The full set of entries is to be returned word for word.

**MATERIALS PROVIDED:**
· · · · ·

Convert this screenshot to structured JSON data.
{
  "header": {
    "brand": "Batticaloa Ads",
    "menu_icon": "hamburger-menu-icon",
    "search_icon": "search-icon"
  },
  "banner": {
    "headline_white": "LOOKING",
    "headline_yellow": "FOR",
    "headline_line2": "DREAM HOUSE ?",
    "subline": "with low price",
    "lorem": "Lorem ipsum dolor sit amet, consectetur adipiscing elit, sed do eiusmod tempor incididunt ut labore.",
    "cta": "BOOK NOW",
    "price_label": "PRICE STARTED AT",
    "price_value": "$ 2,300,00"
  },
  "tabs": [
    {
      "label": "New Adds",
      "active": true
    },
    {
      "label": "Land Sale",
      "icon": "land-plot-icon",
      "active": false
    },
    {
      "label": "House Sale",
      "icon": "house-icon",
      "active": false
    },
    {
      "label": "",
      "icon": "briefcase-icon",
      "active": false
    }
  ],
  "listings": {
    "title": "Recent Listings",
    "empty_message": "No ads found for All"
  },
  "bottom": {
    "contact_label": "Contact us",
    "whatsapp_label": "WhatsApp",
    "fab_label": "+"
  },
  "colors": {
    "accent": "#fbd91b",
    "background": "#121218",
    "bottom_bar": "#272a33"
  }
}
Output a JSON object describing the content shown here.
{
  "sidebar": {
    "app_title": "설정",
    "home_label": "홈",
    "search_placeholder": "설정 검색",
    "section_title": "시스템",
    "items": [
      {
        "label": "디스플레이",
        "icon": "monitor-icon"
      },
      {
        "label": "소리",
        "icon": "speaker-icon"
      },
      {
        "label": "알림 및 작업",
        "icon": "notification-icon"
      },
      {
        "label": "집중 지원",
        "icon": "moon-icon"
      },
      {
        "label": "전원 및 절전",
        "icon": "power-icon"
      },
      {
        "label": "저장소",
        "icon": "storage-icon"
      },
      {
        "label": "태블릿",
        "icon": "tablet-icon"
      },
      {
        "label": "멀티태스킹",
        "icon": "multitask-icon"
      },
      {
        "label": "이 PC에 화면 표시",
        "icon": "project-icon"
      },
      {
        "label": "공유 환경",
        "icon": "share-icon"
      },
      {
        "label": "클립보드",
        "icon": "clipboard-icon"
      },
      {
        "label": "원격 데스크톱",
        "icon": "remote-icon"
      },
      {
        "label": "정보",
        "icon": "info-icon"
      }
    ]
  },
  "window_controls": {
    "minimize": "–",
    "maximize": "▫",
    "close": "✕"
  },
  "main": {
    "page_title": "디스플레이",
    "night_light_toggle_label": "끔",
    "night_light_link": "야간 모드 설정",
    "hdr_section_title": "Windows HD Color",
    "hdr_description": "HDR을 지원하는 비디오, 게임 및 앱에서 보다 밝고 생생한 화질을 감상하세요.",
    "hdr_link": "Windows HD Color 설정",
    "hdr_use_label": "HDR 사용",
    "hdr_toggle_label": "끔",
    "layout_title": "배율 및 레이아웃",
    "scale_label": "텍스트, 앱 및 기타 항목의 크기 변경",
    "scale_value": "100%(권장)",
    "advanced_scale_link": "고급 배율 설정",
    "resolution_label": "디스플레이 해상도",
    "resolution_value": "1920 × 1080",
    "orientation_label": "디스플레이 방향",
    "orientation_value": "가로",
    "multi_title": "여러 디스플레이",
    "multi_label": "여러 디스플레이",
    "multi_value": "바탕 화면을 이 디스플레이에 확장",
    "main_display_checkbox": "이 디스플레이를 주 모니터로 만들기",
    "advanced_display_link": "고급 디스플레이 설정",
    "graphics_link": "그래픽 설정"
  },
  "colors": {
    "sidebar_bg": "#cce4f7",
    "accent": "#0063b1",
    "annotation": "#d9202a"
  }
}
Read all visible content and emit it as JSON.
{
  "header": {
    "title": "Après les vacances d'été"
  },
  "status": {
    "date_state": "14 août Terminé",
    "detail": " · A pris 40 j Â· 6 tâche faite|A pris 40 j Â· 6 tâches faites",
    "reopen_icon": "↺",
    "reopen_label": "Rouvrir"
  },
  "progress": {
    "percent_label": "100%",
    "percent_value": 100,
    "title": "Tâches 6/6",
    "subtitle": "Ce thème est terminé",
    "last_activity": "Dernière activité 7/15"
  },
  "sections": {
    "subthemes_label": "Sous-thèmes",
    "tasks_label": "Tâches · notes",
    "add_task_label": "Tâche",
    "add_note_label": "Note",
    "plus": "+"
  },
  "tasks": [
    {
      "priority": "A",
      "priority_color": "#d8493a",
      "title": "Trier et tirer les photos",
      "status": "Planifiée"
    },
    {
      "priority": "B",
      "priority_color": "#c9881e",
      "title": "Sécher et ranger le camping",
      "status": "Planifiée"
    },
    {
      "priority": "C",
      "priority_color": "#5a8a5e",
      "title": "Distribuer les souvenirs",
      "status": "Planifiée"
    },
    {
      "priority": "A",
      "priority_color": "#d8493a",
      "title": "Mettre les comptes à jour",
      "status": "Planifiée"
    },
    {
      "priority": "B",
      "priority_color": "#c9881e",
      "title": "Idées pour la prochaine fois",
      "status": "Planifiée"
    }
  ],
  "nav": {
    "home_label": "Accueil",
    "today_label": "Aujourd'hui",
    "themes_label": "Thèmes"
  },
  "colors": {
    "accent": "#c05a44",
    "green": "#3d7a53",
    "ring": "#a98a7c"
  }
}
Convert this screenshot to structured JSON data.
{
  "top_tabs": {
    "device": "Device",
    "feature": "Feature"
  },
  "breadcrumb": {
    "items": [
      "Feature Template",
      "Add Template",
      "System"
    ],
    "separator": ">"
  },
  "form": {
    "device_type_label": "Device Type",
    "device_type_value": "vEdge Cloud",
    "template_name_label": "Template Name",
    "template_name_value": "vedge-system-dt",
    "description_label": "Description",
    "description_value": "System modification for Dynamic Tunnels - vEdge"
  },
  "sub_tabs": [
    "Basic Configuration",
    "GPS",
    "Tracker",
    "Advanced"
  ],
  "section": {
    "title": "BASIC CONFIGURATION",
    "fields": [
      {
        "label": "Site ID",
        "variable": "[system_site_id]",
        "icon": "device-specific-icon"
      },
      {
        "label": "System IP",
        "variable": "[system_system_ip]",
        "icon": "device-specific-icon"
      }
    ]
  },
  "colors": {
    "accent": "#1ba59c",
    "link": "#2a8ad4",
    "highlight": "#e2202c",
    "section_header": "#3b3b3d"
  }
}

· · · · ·

**SOLUTION FOR THIS EXERCISE:**
Convert this screenshot to structured JSON data.
{
  "header": {
    "brand": "Batticaloa Ads",
    "menu_icon": "hamburger-menu-icon",
    "search_icon": "search-icon"
  },
  "banner": {
    "headline_white": "LOOKING",
    "headline_yellow": "FOR",
    "headline_line2": "DREAM HOUSE ?",
    "subline": "with low price",
    "lorem": "Lorem ipsum dolor sit amet, consectetur adipiscing elit, sed do eiusmod tempor incididunt ut labore.",
    "cta": "BOOK NOW",
    "price_label": "PRICE STARTED AT",
    "price_value": "$ 2,300,00"
  },
  "tabs": [
    {
      "label": "New Adds",
      "active": true
    },
    {
      "label": "Land Sale",
      "icon": "land-plot-icon",
      "active": false
    },
    {
      "label": "House Sale",
      "icon": "house-icon",
      "active": false
    },
    {
      "label": "",
      "icon": "briefcase-icon",
      "active": false
    }
  ],
  "listings": {
    "title": "Recent Listings",
    "empty_message": "No ads found for All"
  },
  "bottom": {
    "contact_label": "Contact us",
    "whatsapp_label": "WhatsApp",
    "fab_label": "+"
  },
  "colors": {
    "accent": "#fbd91b",
    "background": "#121218",
    "bottom_bar": "#272a33"
  }
}
Output a JSON object describing the content shown here.
{
  "sidebar": {
    "app_title": "설정",
    "home_label": "홈",
    "search_placeholder": "설정 검색",
    "section_title": "시스템",
    "items": [
      {
        "label": "디스플레이",
        "icon": "monitor-icon"
      },
      {
        "label": "소리",
        "icon": "speaker-icon"
      },
      {
        "label": "알림 및 작업",
        "icon": "notification-icon"
      },
      {
        "label": "집중 지원",
        "icon": "moon-icon"
      },
      {
        "label": "전원 및 절전",
        "icon": "power-icon"
      },
      {
        "label": "저장소",
        "icon": "storage-icon"
      },
      {
        "label": "태블릿",
        "icon": "tablet-icon"
      },
      {
        "label": "멀티태스킹",
        "icon": "multitask-icon"
      },
      {
        "label": "이 PC에 화면 표시",
        "icon": "project-icon"
      },
      {
        "label": "공유 환경",
        "icon": "share-icon"
      },
      {
        "label": "클립보드",
        "icon": "clipboard-icon"
      },
      {
        "label": "원격 데스크톱",
        "icon": "remote-icon"
      },
      {
        "label": "정보",
        "icon": "info-icon"
      }
    ]
  },
  "window_controls": {
    "minimize": "–",
    "maximize": "▫",
    "close": "✕"
  },
  "main": {
    "page_title": "디스플레이",
    "night_light_toggle_label": "끔",
    "night_light_link": "야간 모드 설정",
    "hdr_section_title": "Windows HD Color",
    "hdr_description": "HDR을 지원하는 비디오, 게임 및 앱에서 보다 밝고 생생한 화질을 감상하세요.",
    "hdr_link": "Windows HD Color 설정",
    "hdr_use_label": "HDR 사용",
    "hdr_toggle_label": "끔",
    "layout_title": "배율 및 레이아웃",
    "scale_label": "텍스트, 앱 및 기타 항목의 크기 변경",
    "scale_value": "100%(권장)",
    "advanced_scale_link": "고급 배율 설정",
    "resolution_label": "디스플레이 해상도",
    "resolution_value": "1920 × 1080",
    "orientation_label": "디스플레이 방향",
    "orientation_value": "가로",
    "multi_title": "여러 디스플레이",
    "multi_label": "여러 디스플레이",
    "multi_value": "바탕 화면을 이 디스플레이에 확장",
    "main_display_checkbox": "이 디스플레이를 주 모니터로 만들기",
    "advanced_display_link": "고급 디스플레이 설정",
    "graphics_link": "그래픽 설정"
  },
  "colors": {
    "sidebar_bg": "#cce4f7",
    "accent": "#0063b1",
    "annotation": "#d9202a"
  }
}
Read all visible content and emit it as JSON.
{
  "header": {
    "title": "Après les vacances d'été"
  },
  "status": {
    "date_state": "14 août Terminé",
    "detail": " · A pris 40 j Â· 6 tâche faite|A pris 40 j Â· 6 tâches faites",
    "reopen_icon": "↺",
    "reopen_label": "Rouvrir"
  },
  "progress": {
    "percent_label": "100%",
    "percent_value": 100,
    "title": "Tâches 6/6",
    "subtitle": "Ce thème est terminé",
    "last_activity": "Dernière activité 7/15"
  },
  "sections": {
    "subthemes_label": "Sous-thèmes",
    "tasks_label": "Tâches · notes",
    "add_task_label": "Tâche",
    "add_note_label": "Note",
    "plus": "+"
  },
  "tasks": [
    {
      "priority": "A",
      "priority_color": "#d8493a",
      "title": "Trier et tirer les photos",
      "status": "Planifiée"
    },
    {
      "priority": "B",
      "priority_color": "#c9881e",
      "title": "Sécher et ranger le camping",
      "status": "Planifiée"
    },
    {
      "priority": "C",
      "priority_color": "#5a8a5e",
      "title": "Distribuer les souvenirs",
      "status": "Planifiée"
    },
    {
      "priority": "A",
      "priority_color": "#d8493a",
      "title": "Mettre les comptes à jour",
      "status": "Planifiée"
    },
    {
      "priority": "B",
      "priority_color": "#c9881e",
      "title": "Idées pour la prochaine fois",
      "status": "Planifiée"
    }
  ],
  "nav": {
    "home_label": "Accueil",
    "today_label": "Aujourd'hui",
    "themes_label": "Thèmes"
  },
  "colors": {
    "accent": "#c05a44",
    "green": "#3d7a53",
    "ring": "#a98a7c"
  }
}
Convert this screenshot to structured JSON data.
{
  "top_tabs": {
    "device": "Device",
    "feature": "Feature"
  },
  "breadcrumb": {
    "items": [
      "Feature Template",
      "Add Template",
      "System"
    ],
    "separator": ">"
  },
  "form": {
    "device_type_label": "Device Type",
    "device_type_value": "vEdge Cloud",
    "template_name_label": "Template Name",
    "template_name_value": "vedge-system-dt",
    "description_label": "Description",
    "description_value": "System modification for Dynamic Tunnels - vEdge"
  },
  "sub_tabs": [
    "Basic Configuration",
    "GPS",
    "Tracker",
    "Advanced"
  ],
  "section": {
    "title": "BASIC CONFIGURATION",
    "fields": [
      {
        "label": "Site ID",
        "variable": "[system_site_id]",
        "icon": "device-specific-icon"
      },
      {
        "label": "System IP",
        "variable": "[system_system_ip]",
        "icon": "device-specific-icon"
      }
    ]
  },
  "colors": {
    "accent": "#1ba59c",
    "link": "#2a8ad4",
    "highlight": "#e2202c",
    "section_header": "#3b3b3d"
  }
}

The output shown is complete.